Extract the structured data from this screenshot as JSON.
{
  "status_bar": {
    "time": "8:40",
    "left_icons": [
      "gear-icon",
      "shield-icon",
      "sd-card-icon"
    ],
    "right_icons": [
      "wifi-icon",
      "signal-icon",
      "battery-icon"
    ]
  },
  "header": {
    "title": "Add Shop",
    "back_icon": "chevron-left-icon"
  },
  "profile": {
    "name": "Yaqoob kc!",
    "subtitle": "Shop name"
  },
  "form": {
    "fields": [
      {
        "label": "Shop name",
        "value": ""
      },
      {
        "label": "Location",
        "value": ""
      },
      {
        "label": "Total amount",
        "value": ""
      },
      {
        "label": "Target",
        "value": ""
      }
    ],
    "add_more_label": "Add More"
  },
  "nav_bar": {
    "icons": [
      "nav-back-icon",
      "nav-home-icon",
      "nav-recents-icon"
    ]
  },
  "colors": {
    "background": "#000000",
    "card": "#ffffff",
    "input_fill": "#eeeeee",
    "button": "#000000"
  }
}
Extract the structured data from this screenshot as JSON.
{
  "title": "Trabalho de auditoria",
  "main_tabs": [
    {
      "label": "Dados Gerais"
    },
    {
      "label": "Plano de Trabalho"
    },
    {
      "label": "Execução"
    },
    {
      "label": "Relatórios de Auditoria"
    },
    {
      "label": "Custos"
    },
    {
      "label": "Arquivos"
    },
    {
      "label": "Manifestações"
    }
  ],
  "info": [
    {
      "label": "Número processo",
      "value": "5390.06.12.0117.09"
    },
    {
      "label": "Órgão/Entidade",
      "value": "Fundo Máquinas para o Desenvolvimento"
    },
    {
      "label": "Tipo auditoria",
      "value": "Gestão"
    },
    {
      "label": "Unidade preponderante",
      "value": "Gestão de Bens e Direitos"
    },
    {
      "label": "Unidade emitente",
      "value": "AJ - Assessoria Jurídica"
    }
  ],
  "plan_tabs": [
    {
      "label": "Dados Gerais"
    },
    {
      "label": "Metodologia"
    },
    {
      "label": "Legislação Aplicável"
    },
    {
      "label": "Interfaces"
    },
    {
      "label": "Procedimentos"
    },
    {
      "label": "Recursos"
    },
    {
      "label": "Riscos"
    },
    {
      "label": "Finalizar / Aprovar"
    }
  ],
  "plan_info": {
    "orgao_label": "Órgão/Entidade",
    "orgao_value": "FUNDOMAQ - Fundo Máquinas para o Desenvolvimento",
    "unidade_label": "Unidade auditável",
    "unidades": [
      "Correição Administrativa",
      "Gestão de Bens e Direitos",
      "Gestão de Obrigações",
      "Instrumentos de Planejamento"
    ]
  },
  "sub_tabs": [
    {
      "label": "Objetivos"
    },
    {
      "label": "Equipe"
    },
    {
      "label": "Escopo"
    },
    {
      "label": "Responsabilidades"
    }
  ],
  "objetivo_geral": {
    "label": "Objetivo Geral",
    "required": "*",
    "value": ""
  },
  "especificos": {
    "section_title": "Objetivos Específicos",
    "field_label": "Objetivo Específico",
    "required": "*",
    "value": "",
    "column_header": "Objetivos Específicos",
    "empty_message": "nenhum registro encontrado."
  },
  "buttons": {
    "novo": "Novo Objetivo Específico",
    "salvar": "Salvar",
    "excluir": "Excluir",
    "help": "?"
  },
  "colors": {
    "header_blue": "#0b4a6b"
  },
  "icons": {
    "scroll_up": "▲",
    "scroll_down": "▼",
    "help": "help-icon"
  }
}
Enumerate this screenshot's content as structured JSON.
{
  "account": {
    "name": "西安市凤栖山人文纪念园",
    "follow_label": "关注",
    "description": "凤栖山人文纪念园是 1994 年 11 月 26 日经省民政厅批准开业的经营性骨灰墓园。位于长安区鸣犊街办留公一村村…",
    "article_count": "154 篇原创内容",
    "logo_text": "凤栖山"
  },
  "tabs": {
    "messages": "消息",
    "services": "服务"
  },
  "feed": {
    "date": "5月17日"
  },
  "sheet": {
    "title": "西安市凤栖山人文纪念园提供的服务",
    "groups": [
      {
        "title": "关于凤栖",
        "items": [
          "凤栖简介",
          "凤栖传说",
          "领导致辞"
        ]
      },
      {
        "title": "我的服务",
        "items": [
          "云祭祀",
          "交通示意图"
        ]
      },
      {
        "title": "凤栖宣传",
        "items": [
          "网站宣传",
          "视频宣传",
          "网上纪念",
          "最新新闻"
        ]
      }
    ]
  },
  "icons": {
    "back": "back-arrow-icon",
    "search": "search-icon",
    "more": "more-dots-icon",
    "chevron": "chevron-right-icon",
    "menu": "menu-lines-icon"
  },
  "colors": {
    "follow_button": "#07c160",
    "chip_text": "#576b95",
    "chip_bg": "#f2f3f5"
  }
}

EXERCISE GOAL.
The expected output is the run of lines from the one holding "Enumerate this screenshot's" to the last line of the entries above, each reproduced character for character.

EXERCISE RESPONSE.
Enumerate this screenshot's content as structured JSON.
{
  "account": {
    "name": "西安市凤栖山人文纪念园",
    "follow_label": "关注",
    "description": "凤栖山人文纪念园是 1994 年 11 月 26 日经省民政厅批准开业的经营性骨灰墓园。位于长安区鸣犊街办留公一村村…",
    "article_count": "154 篇原创内容",
    "logo_text": "凤栖山"
  },
  "tabs": {
    "messages": "消息",
    "services": "服务"
  },
  "feed": {
    "date": "5月17日"
  },
  "sheet": {
    "title": "西安市凤栖山人文纪念园提供的服务",
    "groups": [
      {
        "title": "关于凤栖",
        "items": [
          "凤栖简介",
          "凤栖传说",
          "领导致辞"
        ]
      },
      {
        "title": "我的服务",
        "items": [
          "云祭祀",
          "交通示意图"
        ]
      },
      {
        "title": "凤栖宣传",
        "items": [
          "网站宣传",
          "视频宣传",
          "网上纪念",
          "最新新闻"
        ]
      }
    ]
  },
  "icons": {
    "back": "back-arrow-icon",
    "search": "search-icon",
    "more": "more-dots-icon",
    "chevron": "chevron-right-icon",
    "menu": "menu-lines-icon"
  },
  "colors": {
    "follow_button": "#07c160",
    "chip_text": "#576b95",
    "chip_bg": "#f2f3f5"
  }
}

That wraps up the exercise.